"""
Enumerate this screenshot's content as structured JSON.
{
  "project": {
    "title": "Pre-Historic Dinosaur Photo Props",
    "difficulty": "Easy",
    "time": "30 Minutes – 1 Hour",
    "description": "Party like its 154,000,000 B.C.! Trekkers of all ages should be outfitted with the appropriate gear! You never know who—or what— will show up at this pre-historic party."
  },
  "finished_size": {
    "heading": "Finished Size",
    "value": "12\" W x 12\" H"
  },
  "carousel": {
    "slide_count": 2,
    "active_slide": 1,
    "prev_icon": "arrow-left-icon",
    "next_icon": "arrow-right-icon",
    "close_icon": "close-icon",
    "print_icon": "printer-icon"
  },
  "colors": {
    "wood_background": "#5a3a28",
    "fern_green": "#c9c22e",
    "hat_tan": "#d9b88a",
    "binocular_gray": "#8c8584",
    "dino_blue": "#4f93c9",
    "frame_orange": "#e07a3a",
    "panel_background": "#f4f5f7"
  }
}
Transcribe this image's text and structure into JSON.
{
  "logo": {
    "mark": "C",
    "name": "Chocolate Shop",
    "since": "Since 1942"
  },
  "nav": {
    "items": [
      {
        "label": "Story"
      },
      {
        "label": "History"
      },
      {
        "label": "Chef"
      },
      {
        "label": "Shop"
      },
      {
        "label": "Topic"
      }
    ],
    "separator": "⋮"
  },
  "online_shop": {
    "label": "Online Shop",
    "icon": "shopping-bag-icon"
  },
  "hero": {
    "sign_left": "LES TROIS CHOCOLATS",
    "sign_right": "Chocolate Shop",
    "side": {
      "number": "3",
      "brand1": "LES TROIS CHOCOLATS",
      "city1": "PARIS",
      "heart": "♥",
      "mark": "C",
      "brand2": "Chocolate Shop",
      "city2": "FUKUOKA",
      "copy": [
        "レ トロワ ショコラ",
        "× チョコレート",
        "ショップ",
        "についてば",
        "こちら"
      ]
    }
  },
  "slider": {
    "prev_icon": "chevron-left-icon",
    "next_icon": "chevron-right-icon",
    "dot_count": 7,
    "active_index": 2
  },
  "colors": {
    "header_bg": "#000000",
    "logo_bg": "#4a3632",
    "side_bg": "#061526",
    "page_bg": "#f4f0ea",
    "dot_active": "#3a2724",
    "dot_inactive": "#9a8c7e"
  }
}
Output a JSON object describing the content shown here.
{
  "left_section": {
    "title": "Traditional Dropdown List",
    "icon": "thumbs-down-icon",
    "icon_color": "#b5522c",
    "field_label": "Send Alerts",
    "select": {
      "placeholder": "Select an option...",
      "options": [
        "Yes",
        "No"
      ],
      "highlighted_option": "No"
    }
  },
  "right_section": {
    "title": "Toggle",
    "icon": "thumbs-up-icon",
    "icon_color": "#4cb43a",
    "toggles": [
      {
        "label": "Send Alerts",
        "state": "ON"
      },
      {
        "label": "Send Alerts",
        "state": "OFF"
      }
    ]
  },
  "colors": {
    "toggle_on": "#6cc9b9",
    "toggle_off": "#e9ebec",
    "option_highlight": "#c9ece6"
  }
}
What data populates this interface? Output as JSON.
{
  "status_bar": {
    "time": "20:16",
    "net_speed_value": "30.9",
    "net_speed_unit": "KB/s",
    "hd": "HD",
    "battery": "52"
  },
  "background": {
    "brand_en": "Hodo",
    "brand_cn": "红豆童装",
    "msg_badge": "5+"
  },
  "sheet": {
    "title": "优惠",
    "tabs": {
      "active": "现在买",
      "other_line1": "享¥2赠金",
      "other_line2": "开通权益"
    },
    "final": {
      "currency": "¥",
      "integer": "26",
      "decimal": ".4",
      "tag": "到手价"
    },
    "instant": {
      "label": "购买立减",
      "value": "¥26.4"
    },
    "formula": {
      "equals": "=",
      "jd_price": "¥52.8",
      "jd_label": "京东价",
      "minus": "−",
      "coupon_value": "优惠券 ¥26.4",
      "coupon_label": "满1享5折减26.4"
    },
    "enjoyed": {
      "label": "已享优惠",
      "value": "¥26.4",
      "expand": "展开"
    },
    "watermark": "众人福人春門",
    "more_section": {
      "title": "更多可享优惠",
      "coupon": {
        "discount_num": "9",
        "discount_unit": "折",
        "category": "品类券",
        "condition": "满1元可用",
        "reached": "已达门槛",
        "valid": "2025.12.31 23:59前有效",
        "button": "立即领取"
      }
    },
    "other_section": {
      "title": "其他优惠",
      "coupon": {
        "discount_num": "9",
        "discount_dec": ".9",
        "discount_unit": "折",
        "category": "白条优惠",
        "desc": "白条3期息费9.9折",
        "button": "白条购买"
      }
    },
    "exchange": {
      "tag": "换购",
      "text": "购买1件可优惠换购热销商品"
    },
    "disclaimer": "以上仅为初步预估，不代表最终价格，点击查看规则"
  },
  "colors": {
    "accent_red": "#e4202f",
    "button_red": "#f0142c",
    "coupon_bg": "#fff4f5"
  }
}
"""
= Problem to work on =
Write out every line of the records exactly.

= Task output =
Enumerate this screenshot's content as structured JSON.
{
  "project": {
    "title": "Pre-Historic Dinosaur Photo Props",
    "difficulty": "Easy",
    "time": "30 Minutes – 1 Hour",
    "description": "Party like its 154,000,000 B.C.! Trekkers of all ages should be outfitted with the appropriate gear! You never know who—or what— will show up at this pre-historic party."
  },
  "finished_size": {
    "heading": "Finished Size",
    "value": "12\" W x 12\" H"
  },
  "carousel": {
    "slide_count": 2,
    "active_slide": 1,
    "prev_icon": "arrow-left-icon",
    "next_icon": "arrow-right-icon",
    "close_icon": "close-icon",
    "print_icon": "printer-icon"
  },
  "colors": {
    "wood_background": "#5a3a28",
    "fern_green": "#c9c22e",
    "hat_tan": "#d9b88a",
    "binocular_gray": "#8c8584",
    "dino_blue": "#4f93c9",
    "frame_orange": "#e07a3a",
    "panel_background": "#f4f5f7"
  }
}
Transcribe this image's text and structure into JSON.
{
  "logo": {
    "mark": "C",
    "name": "Chocolate Shop",
    "since": "Since 1942"
  },
  "nav": {
    "items": [
      {
        "label": "Story"
      },
      {
        "label": "History"
      },
      {
        "label": "Chef"
      },
      {
        "label": "Shop"
      },
      {
        "label": "Topic"
      }
    ],
    "separator": "⋮"
  },
  "online_shop": {
    "label": "Online Shop",
    "icon": "shopping-bag-icon"
  },
  "hero": {
    "sign_left": "LES TROIS CHOCOLATS",
    "sign_right": "Chocolate Shop",
    "side": {
      "number": "3",
      "brand1": "LES TROIS CHOCOLATS",
      "city1": "PARIS",
      "heart": "♥",
      "mark": "C",
      "brand2": "Chocolate Shop",
      "city2": "FUKUOKA",
      "copy": [
        "レ トロワ ショコラ",
        "× チョコレート",
        "ショップ",
        "についてば",
        "こちら"
      ]
    }
  },
  "slider": {
    "prev_icon": "chevron-left-icon",
    "next_icon": "chevron-right-icon",
    "dot_count": 7,
    "active_index": 2
  },
  "colors": {
    "header_bg": "#000000",
    "logo_bg": "#4a3632",
    "side_bg": "#061526",
    "page_bg": "#f4f0ea",
    "dot_active": "#3a2724",
    "dot_inactive": "#9a8c7e"
  }
}
Output a JSON object describing the content shown here.
{
  "left_section": {
    "title": "Traditional Dropdown List",
    "icon": "thumbs-down-icon",
    "icon_color": "#b5522c",
    "field_label": "Send Alerts",
    "select": {
      "placeholder": "Select an option...",
      "options": [
        "Yes",
        "No"
      ],
      "highlighted_option": "No"
    }
  },
  "right_section": {
    "title": "Toggle",
    "icon": "thumbs-up-icon",
    "icon_color": "#4cb43a",
    "toggles": [
      {
        "label": "Send Alerts",
        "state": "ON"
      },
      {
        "label": "Send Alerts",
        "state": "OFF"
      }
    ]
  },
  "colors": {
    "toggle_on": "#6cc9b9",
    "toggle_off": "#e9ebec",
    "option_highlight": "#c9ece6"
  }
}
What data populates this interface? Output as JSON.
{
  "status_bar": {
    "time": "20:16",
    "net_speed_value": "30.9",
    "net_speed_unit": "KB/s",
    "hd": "HD",
    "battery": "52"
  },
  "background": {
    "brand_en": "Hodo",
    "brand_cn": "红豆童装",
    "msg_badge": "5+"
  },
  "sheet": {
    "title": "优惠",
    "tabs": {
      "active": "现在买",
      "other_line1": "享¥2赠金",
      "other_line2": "开通权益"
    },
    "final": {
      "currency": "¥",
      "integer": "26",
      "decimal": ".4",
      "tag": "到手价"
    },
    "instant": {
      "label": "购买立减",
      "value": "¥26.4"
    },
    "formula": {
      "equals": "=",
      "jd_price": "¥52.8",
      "jd_label": "京东价",
      "minus": "−",
      "coupon_value": "优惠券 ¥26.4",
      "coupon_label": "满1享5折减26.4"
    },
    "enjoyed": {
      "label": "已享优惠",
      "value": "¥26.4",
      "expand": "展开"
    },
    "watermark": "众人福人春門",
    "more_section": {
      "title": "更多可享优惠",
      "coupon": {
        "discount_num": "9",
        "discount_unit": "折",
        "category": "品类券",
        "condition": "满1元可用",
        "reached": "已达门槛",
        "valid": "2025.12.31 23:59前有效",
        "button": "立即领取"
      }
    },
    "other_section": {
      "title": "其他优惠",
      "coupon": {
        "discount_num": "9",
        "discount_dec": ".9",
        "discount_unit": "折",
        "category": "白条优惠",
        "desc": "白条3期息费9.9折",
        "button": "白条购买"
      }
    },
    "exchange": {
      "tag": "换购",
      "text": "购买1件可优惠换购热销商品"
    },
    "disclaimer": "以上仅为初步预估，不代表最终价格，点击查看规则"
  },
  "colors": {
    "accent_red": "#e4202f",
    "button_red": "#f0142c",
    "coupon_bg": "#fff4f5"
  }
}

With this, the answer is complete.